WHAT IS SURGICAL SMOKE AND WHAT ARE THE RISKS OF INHALING IT?
Surgical smoke consists of water and cellular debris, including chemicals, blood and tissue particles, and viruses and bacteria. If the smoke is not extracted, it dissipates and can be absorbed by humans.
The resulting gases include carbon monoxide (Chad), hydrogen cyanide, toluene, benzene, formaldehyde, tetrachloroethylene and benzopyrene. More than forty chemicals have been isolated from surgical smoke. Many of them are classified as carcinogenic.
In addition to poisonous smoke, chemical toxins can lead to lung irritation and inflammation of the respiratory tract. In particular, benzene, toluene, xylene and ethylbenzene – mutagenic substances – can cause headaches, eye, nose and throat irritation.
Gases such as carbon monoxide and methane, which have been detected in surgical smoke, are as mutagenic and carcinogenic as tobacco smoke.
Surgical smoke can cause:
- respiratory tract inflammation
- emphysema, asthma, chronic bronchitis
- general weakness
- eye irritation
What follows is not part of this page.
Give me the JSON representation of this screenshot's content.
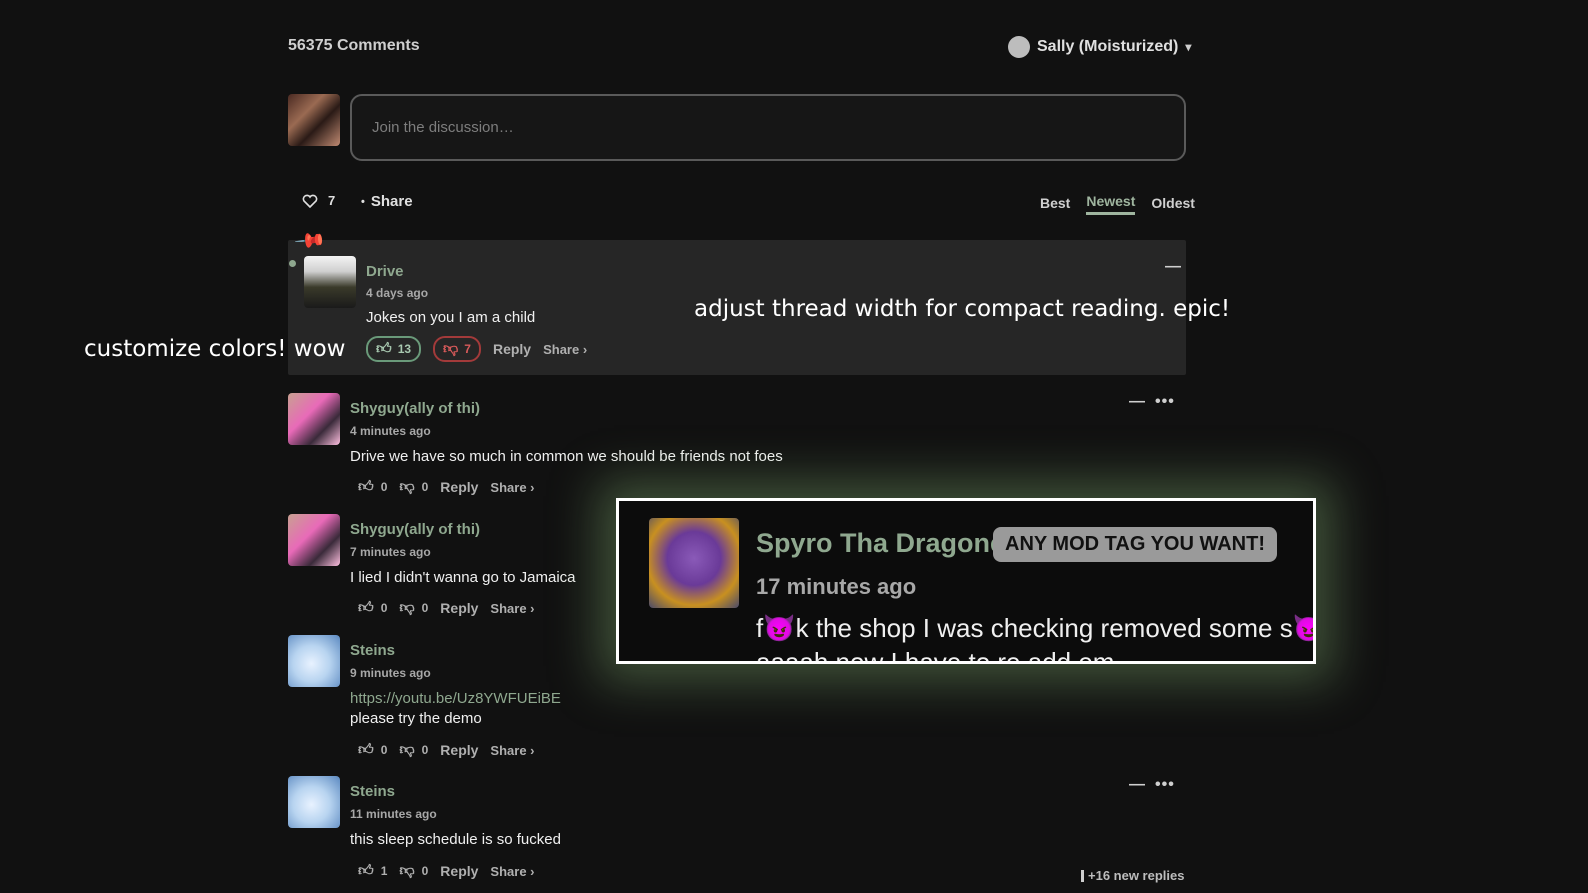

- hypoxia, dizziness
- cardiovascular disorders
- lesions of the nasopharyngeal cavity
In addition to doctors and medical workers, directly threatened by smoke inhalation during surgery, patients are also at risk.
The most effective way to reduce the risks associated with smoke generated during surgical procedures is to extract it using a smoke evacuation system. Such a system removes smoke as soon as it arises in close proximity to its source, not allowing it to spread.
MODES OF OPERATION
On the ELTRON SE, aspiration activation can be: automatic, manual or via a foot switch.
Available mode for laparoscopic procedures.
ELTRON SE has electronic control of suction power and filter wear.
Safety class: I/CF
Power supply: 230V – 50/60Hz
Filter type: ULPA with activated carbon
Filter efficiency: 99.999X%
Size: 370 x 144 x 319mm (W x H x D)